Retyping the data exactly is the task. Include every line.
=== Records for the task ===
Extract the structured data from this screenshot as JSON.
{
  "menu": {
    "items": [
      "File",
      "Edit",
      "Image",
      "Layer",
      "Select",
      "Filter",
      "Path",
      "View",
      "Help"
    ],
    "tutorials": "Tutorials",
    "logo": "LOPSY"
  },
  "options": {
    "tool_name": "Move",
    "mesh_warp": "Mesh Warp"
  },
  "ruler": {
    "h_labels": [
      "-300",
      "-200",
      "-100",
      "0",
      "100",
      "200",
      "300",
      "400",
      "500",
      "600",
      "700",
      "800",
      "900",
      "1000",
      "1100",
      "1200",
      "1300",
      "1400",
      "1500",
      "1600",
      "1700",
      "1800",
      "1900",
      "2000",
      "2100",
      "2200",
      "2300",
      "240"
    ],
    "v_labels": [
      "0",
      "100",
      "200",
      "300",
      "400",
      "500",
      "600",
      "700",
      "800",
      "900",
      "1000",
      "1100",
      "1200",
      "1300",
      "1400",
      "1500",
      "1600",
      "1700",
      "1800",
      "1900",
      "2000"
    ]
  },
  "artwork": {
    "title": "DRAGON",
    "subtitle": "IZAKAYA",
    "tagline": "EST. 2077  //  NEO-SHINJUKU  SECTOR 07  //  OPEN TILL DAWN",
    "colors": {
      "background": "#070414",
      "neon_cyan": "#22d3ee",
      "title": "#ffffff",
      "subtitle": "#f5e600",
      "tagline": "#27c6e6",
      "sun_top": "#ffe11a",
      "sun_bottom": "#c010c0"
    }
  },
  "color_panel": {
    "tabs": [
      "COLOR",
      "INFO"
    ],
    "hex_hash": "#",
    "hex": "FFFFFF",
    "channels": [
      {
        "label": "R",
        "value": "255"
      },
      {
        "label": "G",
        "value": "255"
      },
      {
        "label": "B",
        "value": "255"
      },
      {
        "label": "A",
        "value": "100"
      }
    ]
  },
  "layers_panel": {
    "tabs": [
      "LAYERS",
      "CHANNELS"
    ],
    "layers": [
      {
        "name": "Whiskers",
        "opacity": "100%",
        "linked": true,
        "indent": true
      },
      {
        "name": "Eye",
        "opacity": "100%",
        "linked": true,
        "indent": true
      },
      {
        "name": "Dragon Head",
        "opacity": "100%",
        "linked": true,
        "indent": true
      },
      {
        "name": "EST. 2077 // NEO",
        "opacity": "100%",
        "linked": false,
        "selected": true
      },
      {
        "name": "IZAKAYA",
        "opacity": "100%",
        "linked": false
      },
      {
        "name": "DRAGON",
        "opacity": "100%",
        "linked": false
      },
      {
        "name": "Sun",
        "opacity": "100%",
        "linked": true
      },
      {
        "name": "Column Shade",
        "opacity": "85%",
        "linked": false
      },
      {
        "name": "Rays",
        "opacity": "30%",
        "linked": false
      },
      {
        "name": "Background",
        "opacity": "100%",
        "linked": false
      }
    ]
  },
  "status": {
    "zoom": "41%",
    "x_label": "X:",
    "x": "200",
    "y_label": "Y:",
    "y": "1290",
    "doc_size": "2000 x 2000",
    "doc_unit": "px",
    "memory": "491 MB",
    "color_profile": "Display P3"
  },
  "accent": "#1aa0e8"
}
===
Finished exercise:
Extract the structured data from this screenshot as JSON.
{
  "menu": {
    "items": [
      "File",
      "Edit",
      "Image",
      "Layer",
      "Select",
      "Filter",
      "Path",
      "View",
      "Help"
    ],
    "tutorials": "Tutorials",
    "logo": "LOPSY"
  },
  "options": {
    "tool_name": "Move",
    "mesh_warp": "Mesh Warp"
  },
  "ruler": {
    "h_labels": [
      "-300",
      "-200",
      "-100",
      "0",
      "100",
      "200",
      "300",
      "400",
      "500",
      "600",
      "700",
      "800",
      "900",
      "1000",
      "1100",
      "1200",
      "1300",
      "1400",
      "1500",
      "1600",
      "1700",
      "1800",
      "1900",
      "2000",
      "2100",
      "2200",
      "2300",
      "240"
    ],
    "v_labels": [
      "0",
      "100",
      "200",
      "300",
      "400",
      "500",
      "600",
      "700",
      "800",
      "900",
      "1000",
      "1100",
      "1200",
      "1300",
      "1400",
      "1500",
      "1600",
      "1700",
      "1800",
      "1900",
      "2000"
    ]
  },
  "artwork": {
    "title": "DRAGON",
    "subtitle": "IZAKAYA",
    "tagline": "EST. 2077  //  NEO-SHINJUKU  SECTOR 07  //  OPEN TILL DAWN",
    "colors": {
      "background": "#070414",
      "neon_cyan": "#22d3ee",
      "title": "#ffffff",
      "subtitle": "#f5e600",
      "tagline": "#27c6e6",
      "sun_top": "#ffe11a",
      "sun_bottom": "#c010c0"
    }
  },
  "color_panel": {
    "tabs": [
      "COLOR",
      "INFO"
    ],
    "hex_hash": "#",
    "hex": "FFFFFF",
    "channels": [
      {
        "label": "R",
        "value": "255"
      },
      {
        "label": "G",
        "value": "255"
      },
      {
        "label": "B",
        "value": "255"
      },
      {
        "label": "A",
        "value": "100"
      }
    ]
  },
  "layers_panel": {
    "tabs": [
      "LAYERS",
      "CHANNELS"
    ],
    "layers": [
      {
        "name": "Whiskers",
        "opacity": "100%",
        "linked": true,
        "indent": true
      },
      {
        "name": "Eye",
        "opacity": "100%",
        "linked": true,
        "indent": true
      },
      {
        "name": "Dragon Head",
        "opacity": "100%",
        "linked": true,
        "indent": true
      },
      {
        "name": "EST. 2077 // NEO",
        "opacity": "100%",
        "linked": false,
        "selected": true
      },
      {
        "name": "IZAKAYA",
        "opacity": "100%",
        "linked": false
      },
      {
        "name": "DRAGON",
        "opacity": "100%",
        "linked": false
      },
      {
        "name": "Sun",
        "opacity": "100%",
        "linked": true
      },
      {
        "name": "Column Shade",
        "opacity": "85%",
        "linked": false
      },
      {
        "name": "Rays",
        "opacity": "30%",
        "linked": false
      },
      {
        "name": "Background",
        "opacity": "100%",
        "linked": false
      }
    ]
  },
  "status": {
    "zoom": "41%",
    "x_label": "X:",
    "x": "200",
    "y_label": "Y:",
    "y": "1290",
    "doc_size": "2000 x 2000",
    "doc_unit": "px",
    "memory": "491 MB",
    "color_profile": "Display P3"
  },
  "accent": "#1aa0e8"
}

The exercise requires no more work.